    I know that the point of experience is what you gain from it, not how much you do, so this seems like a pretty good role because it lasts for six months (meaning I'll be done by Easter) but yet still will give me A LOT of new experiences. I also plan to do some healthcare related work during my 'gap year' so this would be helpful for my CV.

    The only issue is that browsing TSR I've come across a few posts saying that these ward volunteer roles are useless because you aren't doing anything 'clinical'... Do any current students/applicants have anything to add to this or can shed some light on it? Would it be a good idea or not because to me is seems like a great way to spend six months
    This sounds like great experience! I'm super pleased for you, it's definitely a unique perspective of both hands on patient care (feeding them) and seeing the work of the doctors and nurses. Good on you mate
    Offline

    3
    I volunteered in a nursing home a while back and i liked it.

    I was like a befriender, chatting to the residents and making sure their social needs were met. I was also feeding some of them and reporting stuff back to the nurse and healthcare assistant if something was wrong.

    The whole experience was valuable to me which i cannot express in writing.

    I would definitely like to go back because i know i provided the residents with a breath of fresh air.

    So may take would be to just do it. You have got nothing to lose and any experience is a good thing anyway as you may get a good reference at the end.
    Offline

    3
    ReputationRep:
    Hey guys,

    I've also been volunteering but to be honest at times I do not want to go because I've been having too much perverted attention recently and it has made me incredibly uncomfortable.

    What should I do?
    Offline

    3
    ReputationRep:
    (Original post by geniequeen48)
    Hey guys,

    I've also been volunteering but to be honest at times I do not want to go because I've been having too much perverted attention recently and it has made me incredibly uncomfortable.

    What should I do?
    As from patients?

    Tell your manager.
    Offline

    3
    ReputationRep:
    (Original post by SGHD26716)
    As from patients?

    Tell your manager.
    Yeah from patients.
    Thank you I will.
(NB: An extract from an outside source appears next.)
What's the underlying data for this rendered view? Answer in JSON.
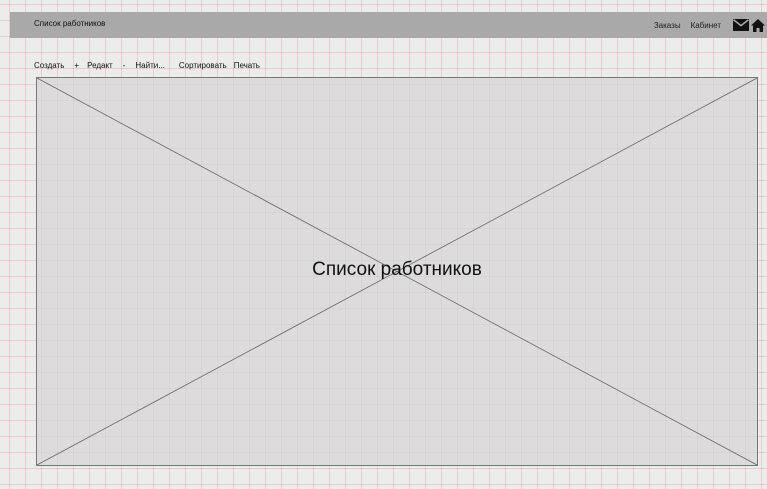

Should I change ward to female only or older patients only?
    Offline

    3
    ReputationRep:
    (Original post by geniequeen48)
    Yeah from patients.
    Thank you I will. Should I change ward to female only or older patients only?
    That's a good suggestion. There would be quite a few wards with only females.

    Quite disgusting that's actually happening in a hospital
 
 
 
Poll
How are you feeling about Results Day?

The Student Room, Get Revising and Marked by Teachers are trading names of The Student Room Group Ltd.

Register Number: 04666380 (England and Wales), VAT No. 806 8067 22 Registered Office: International House, Queens Road, Brighton, BN1 3XE

Quick reply
Reputation gems: You get these gems as you gain rep from other members for making good contributions and giving helpful advice.